Burden of alopecia areata

A new study has revealed that people suffering with alopecia areata are 38% more likely to be diagnosed with depression. They were also found to be 33% more likely to develop anxiety.

These stark figures highlight the burden the disease has on patients, with more awareness needed to help break the stigma.

Here, we will look at what the latest study found and the link between depression and alopecia areata.

The new study was carried out by Momentum Data and Pfizer. They wanted to determine how alopecia areata affects mental health due to its visibility.

A UK database of 5,435 adults who had been diagnosed with the condition was used during the study. It followed patients for two years after their initial diagnosis of alopecia areata, comparing results against 21,740 people who didn’t have the condition who were the same age and sex.

The results revealed that those with alopecia areata were more likely to have both depression and anxiety. It also found that those with the condition were 82% more likely to be unemployed, and 56% more likely to take days off work than those without it.

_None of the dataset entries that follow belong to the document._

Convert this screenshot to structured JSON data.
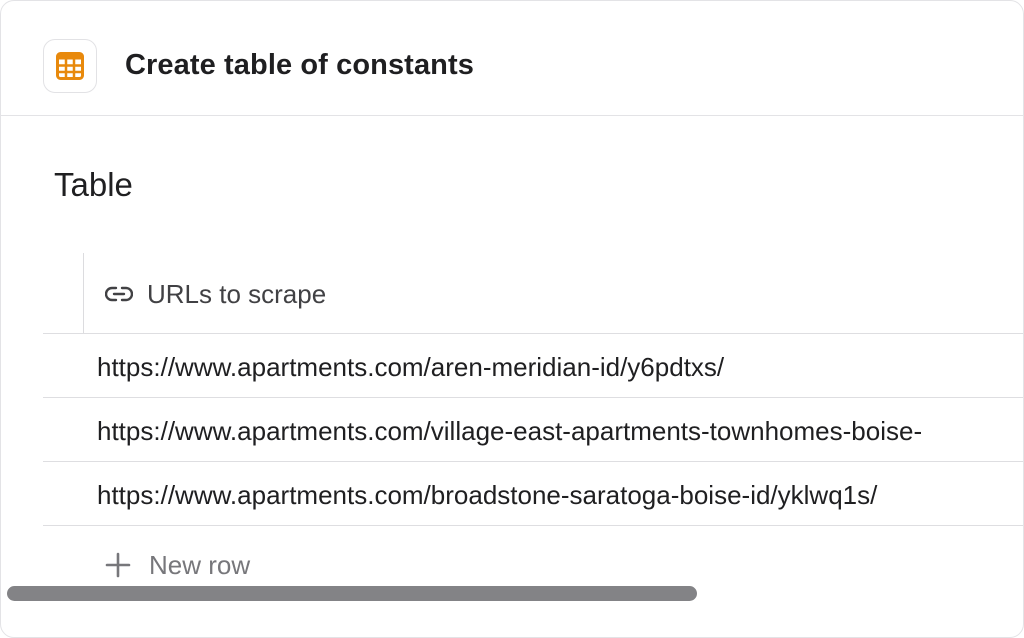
{
  "header": {
    "title": "Create table of constants",
    "icon": "table-icon",
    "icon_color": "#E8890C"
  },
  "section": {
    "title": "Table"
  },
  "table": {
    "column": {
      "icon": "link-icon",
      "label": "URLs to scrape"
    },
    "rows": [
      "https://www.apartments.com/aren-meridian-id/y6pdtxs/",
      "https://www.apartments.com/village-east-apartments-townhomes-boise-",
      "https://www.apartments.com/broadstone-saratoga-boise-id/yklwq1s/"
    ],
    "new_row_label": "New row",
    "new_row_icon": "plus-icon"
  }
}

The researchers are hoping these findings will help to improve the care of patients with alopecia areata, increasing psychological support.

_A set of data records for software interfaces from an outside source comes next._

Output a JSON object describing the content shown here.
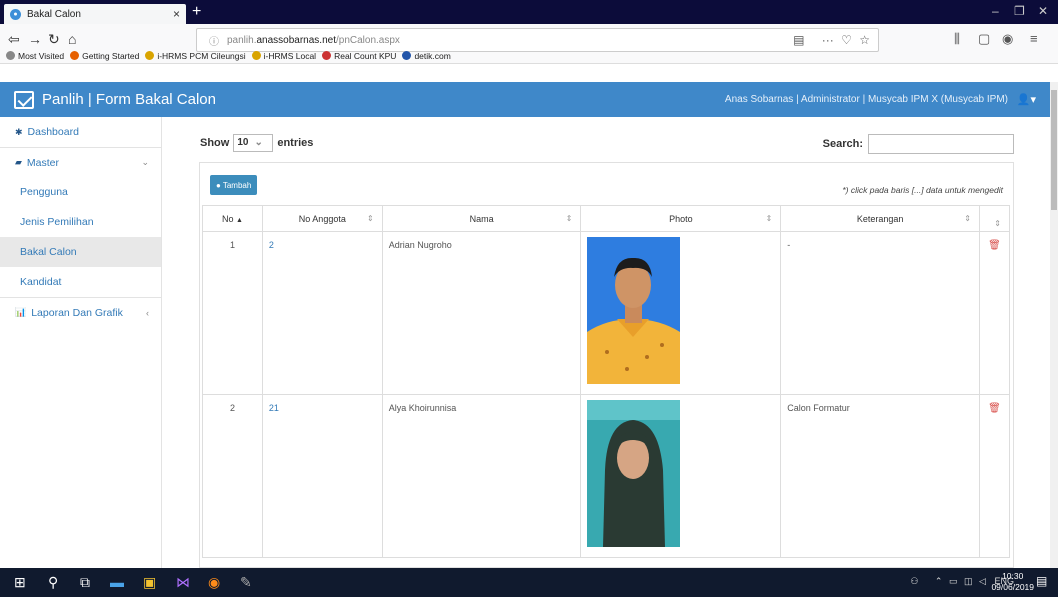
{
  "browser": {
    "tab_title": "Bakal Calon",
    "tab_close": "×",
    "new_tab": "+",
    "url_prefix": "panlih.",
    "url_domain": "anassobarnas.net",
    "url_path": "/pnCalon.aspx",
    "bookmarks": [
      {
        "label": "Most Visited",
        "color": "#888888"
      },
      {
        "label": "Getting Started",
        "color": "#e66000"
      },
      {
        "label": "i-HRMS PCM Cileungsi",
        "color": "#d9a400"
      },
      {
        "label": "i-HRMS Local",
        "color": "#d9a400"
      },
      {
        "label": "Real Count KPU",
        "color": "#cc3333"
      },
      {
        "label": "detik.com",
        "color": "#2255aa"
      }
    ]
  },
  "header": {
    "brand": "Panlih | Form Bakal Calon",
    "user": "Anas Sobarnas | Administrator | Musycab IPM X (Musycab IPM)"
  },
  "sidebar": {
    "dashboard": "Dashboard",
    "master": "Master",
    "pengguna": "Pengguna",
    "jenis": "Jenis Pemilihan",
    "bakal": "Bakal Calon",
    "kandidat": "Kandidat",
    "laporan": "Laporan Dan Grafik"
  },
  "controls": {
    "show": "Show",
    "entries_value": "10",
    "entries": "entries",
    "search": "Search:",
    "tambah": "Tambah",
    "hint": "*) click pada baris [...] data untuk mengedit"
  },
  "table": {
    "headers": [
      "No",
      "No Anggota",
      "Nama",
      "Photo",
      "Keterangan",
      ""
    ],
    "rows": [
      {
        "no": "1",
        "anggota": "2",
        "nama": "Adrian Nugroho",
        "keterangan": "-"
      },
      {
        "no": "2",
        "anggota": "21",
        "nama": "Alya Khoirunnisa",
        "keterangan": "Calon Formatur"
      }
    ]
  },
  "taskbar": {
    "lang": "ENG",
    "time": "10:30",
    "date": "09/06/2019"
  }
}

What is alopecia areata?

Alopecia areata is an autoimmune disease that causes hair to fall out on both the scalp and the body. It occurs when the immune system attacks its own cells, including those in the hair follicles.

Its severity can vary, with some patients experiencing temporary patches of hair loss, and others permanently losing their entire hair. There are different types of alopecia areata that determine its severity, including alopecia totalis (where the entire hair is lost), and diffuse alopecia areata.

There is no cure for the condition, but there are treatments available to help manage it.

What is the link between alopecia areata and depression?

Although in most cases, hair loss caused by alopecia areata is only temporary, that doesn’t make it any less devastating for patients. Losing your hair can be traumatic at any age, particularly for female patients.

The hair is often seen as an extension of our identity. When patients begin to lose it and develop noticeable patches, it can lead to issues with confidence and self-esteem. Patients may begin avoiding social situations, it can affect their work, and as the study shows, it can trigger depression.

It is understandable many patients experience mental health issues due to the condition. However, they often aren’t presented with any psychological help at all. Healthcare providers need to be aware of the mental health aspects of alopecia areata, and the toll it can take on their patients.

If you are suffering with alopecia areata, or you suspect you may have the condition, call  0207 580 8356 to book a consultation with a dermatologist specialising in hair loss. During a consultation, your hair loss will be assessed before an appropriate treatment plan is created.